South Korea has by some measurements the highest suicide rate among industrialized nations. According to the latest data from the Organization for Economic Cooperation and Development(OECD), 28 out of 100,000 Koreans took their own lives in 2009 — nearly triple the rate in the U.S. On any given day in Korea, an average of 40 people kill themselves.

Now, officials in the capital Seoul have had enough. The city has created a watchdog group of 100 members, including mental health specialists and ordinary citizens, to “monitor blogs, portals and social networking Web sites for the next year to keep a lookout for sites that incite its users to commit suicide”, according to a report by Yonhap News. If the group finds a site that encourages suicide it will notify the city’s suicide prevention centers, which will then take immediate action and launch an investigation, said Seoul city officials.

(MORE: CDC Tracks Thoughts of Suicide in Adults, State by State)

Online Internet suicide communities, where friends and strangers share tips on suicide methods and plan group suicides, have become a serious social problem in recent years, according to local Korean media. Last year, around 8,500 suicide websites were reported to authorities, reported YTN News.

Analysts attribute the country’s high suicide rate to cutthroat competition for education and jobs, the emphasis on appearances and prestige, and widespread stigma of seeking mental health treatment.

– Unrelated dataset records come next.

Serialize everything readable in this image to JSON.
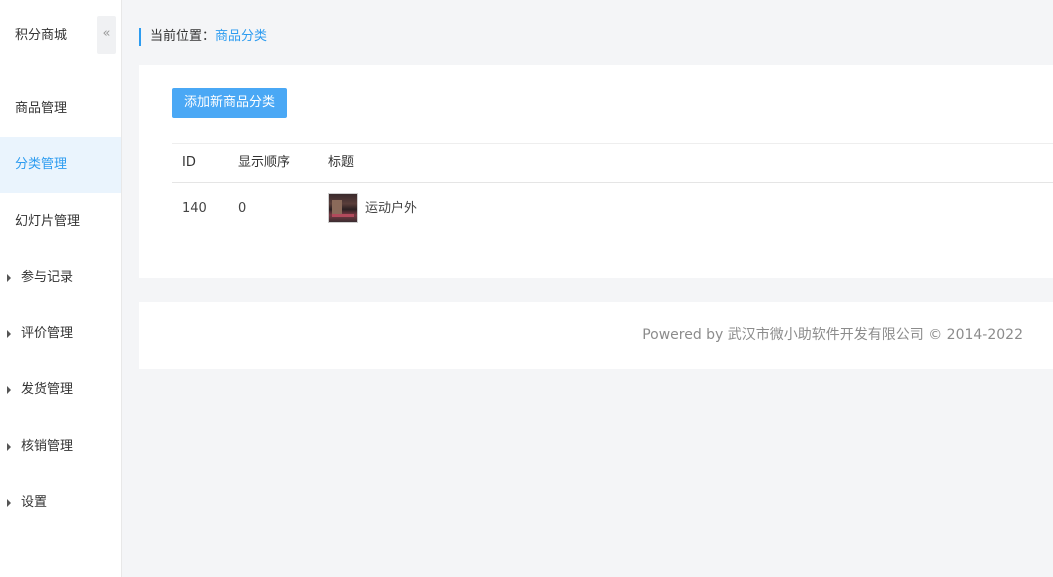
{
  "app": {
    "title": "积分商城",
    "collapse_icon": "«"
  },
  "sidebar": {
    "items": [
      {
        "label": "商品管理",
        "active": false,
        "group": false
      },
      {
        "label": "分类管理",
        "active": true,
        "group": false
      },
      {
        "label": "幻灯片管理",
        "active": false,
        "group": false
      },
      {
        "label": "参与记录",
        "active": false,
        "group": true
      },
      {
        "label": "评价管理",
        "active": false,
        "group": true
      },
      {
        "label": "发货管理",
        "active": false,
        "group": true
      },
      {
        "label": "核销管理",
        "active": false,
        "group": true
      },
      {
        "label": "设置",
        "active": false,
        "group": true
      }
    ]
  },
  "breadcrumb": {
    "prefix": "当前位置：",
    "current": "商品分类"
  },
  "toolbar": {
    "add_label": "添加新商品分类"
  },
  "table": {
    "headers": [
      "ID",
      "显示顺序",
      "标题"
    ],
    "rows": [
      {
        "id": "140",
        "order": "0",
        "title": "运动户外",
        "thumbnail": "category-image"
      }
    ]
  },
  "footer": {
    "text": "Powered by 武汉市微小助软件开发有限公司 © 2014-2022"
  },
  "colors": {
    "accent": "#2d9cf0",
    "button": "#4aa8f5",
    "active_bg": "#eaf4fd",
    "page_bg": "#f4f5f7"
  }
}
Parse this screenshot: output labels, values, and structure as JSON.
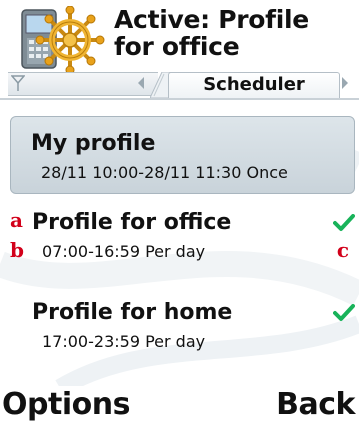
{
  "header": {
    "title_line1": "Active: Profile",
    "title_line2": "for office",
    "icon": "phone-with-ship-wheel-icon"
  },
  "tabs": {
    "active_label": "Scheduler"
  },
  "list": {
    "items": [
      {
        "title": "My profile",
        "schedule": "28/11 10:00-28/11 11:30 Once",
        "selected": true,
        "checked": false
      },
      {
        "title": "Profile for office",
        "schedule": "07:00-16:59 Per day",
        "selected": false,
        "checked": true
      },
      {
        "title": "Profile for home",
        "schedule": "17:00-23:59 Per day",
        "selected": false,
        "checked": true
      }
    ]
  },
  "annotations": {
    "a": "a",
    "b": "b",
    "c": "c"
  },
  "softkeys": {
    "left": "Options",
    "right": "Back"
  },
  "colors": {
    "accent_check": "#19b35a",
    "annotation": "#d2001a",
    "selection": "#cfd8de"
  }
}
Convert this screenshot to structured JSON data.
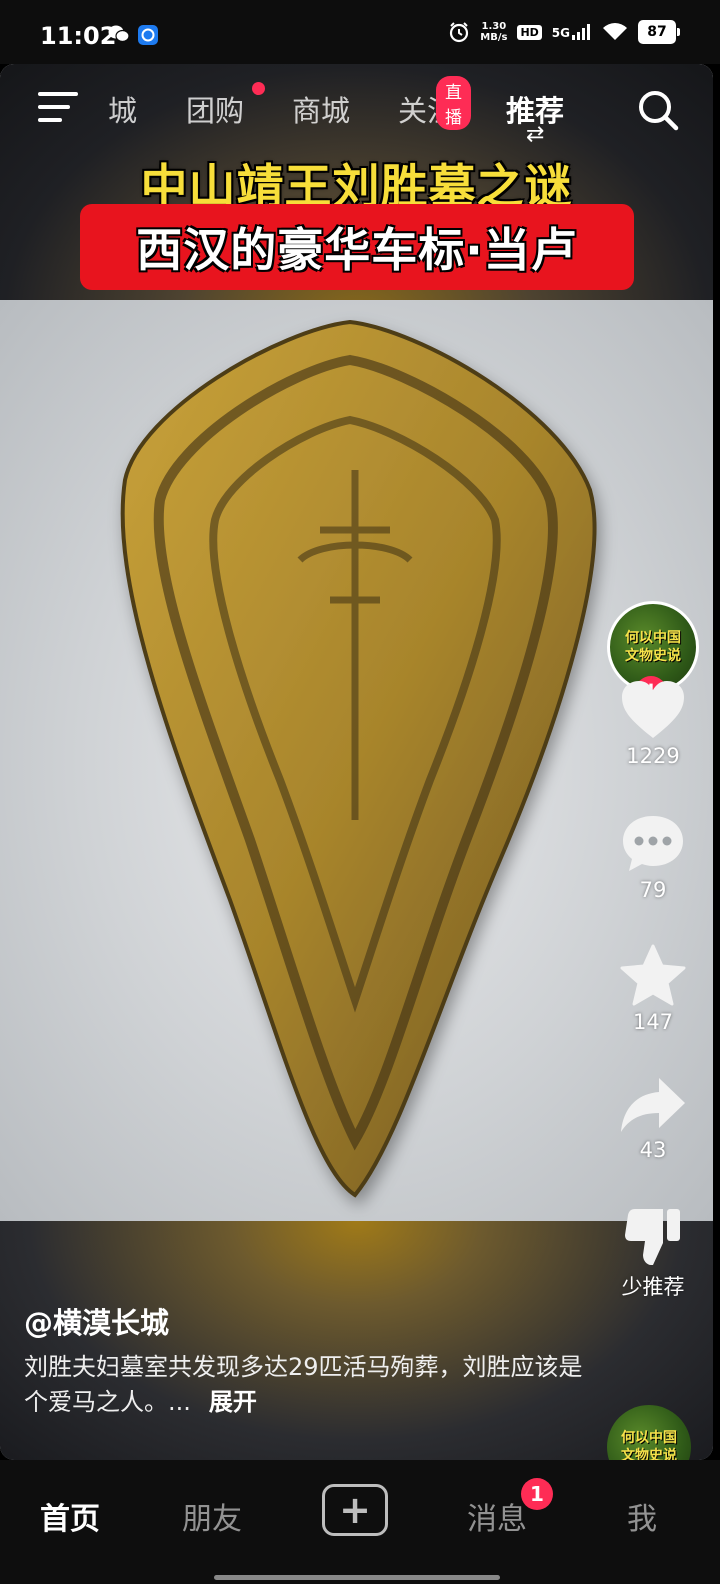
{
  "status_bar": {
    "time": "11:02",
    "icons": [
      "wechat-icon",
      "app-notification-icon",
      "alarm-icon",
      "hd-icon",
      "signal-icon",
      "wifi-icon"
    ],
    "net_speed_top": "1.30",
    "net_speed_bottom": "MB/s",
    "hd": "HD",
    "network": "5G",
    "battery": "87"
  },
  "top_nav": {
    "tabs": [
      {
        "label": "城"
      },
      {
        "label": "团购",
        "has_dot": true
      },
      {
        "label": "商城"
      },
      {
        "label": "关注",
        "badge": "直播"
      },
      {
        "label": "推荐",
        "active": true
      }
    ],
    "menu_icon": "menu-icon",
    "search_icon": "search-icon"
  },
  "video": {
    "title_line1": "中山靖王刘胜墓之谜",
    "title_line2": "西汉的豪华车标·当卢"
  },
  "right_rail": {
    "avatar_text_line1": "何以中国",
    "avatar_text_line2": "文物史说",
    "likes": "1229",
    "comments": "79",
    "favorites": "147",
    "shares": "43",
    "not_interested": "少推荐",
    "colors": {
      "accent": "#fe2c55"
    }
  },
  "caption": {
    "author": "@横漠长城",
    "text": "刘胜夫妇墓室共发现多达29匹活马殉葬，刘胜应该是个爱马之人。...",
    "expand": "展开"
  },
  "bottom_nav": {
    "items": [
      "首页",
      "朋友",
      "消息",
      "我"
    ],
    "message_badge": "1",
    "add_label": "+"
  }
}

“From the beginning of childhood, the importance of money and achievement are emphasized by their parents, so they feel that unless you are successful in school grades and a good job, good prestigious college, you’re not successful, and the parents behave as if ‘you’re not my child’,” said child psychologist Hong Kang-ee to BBC news.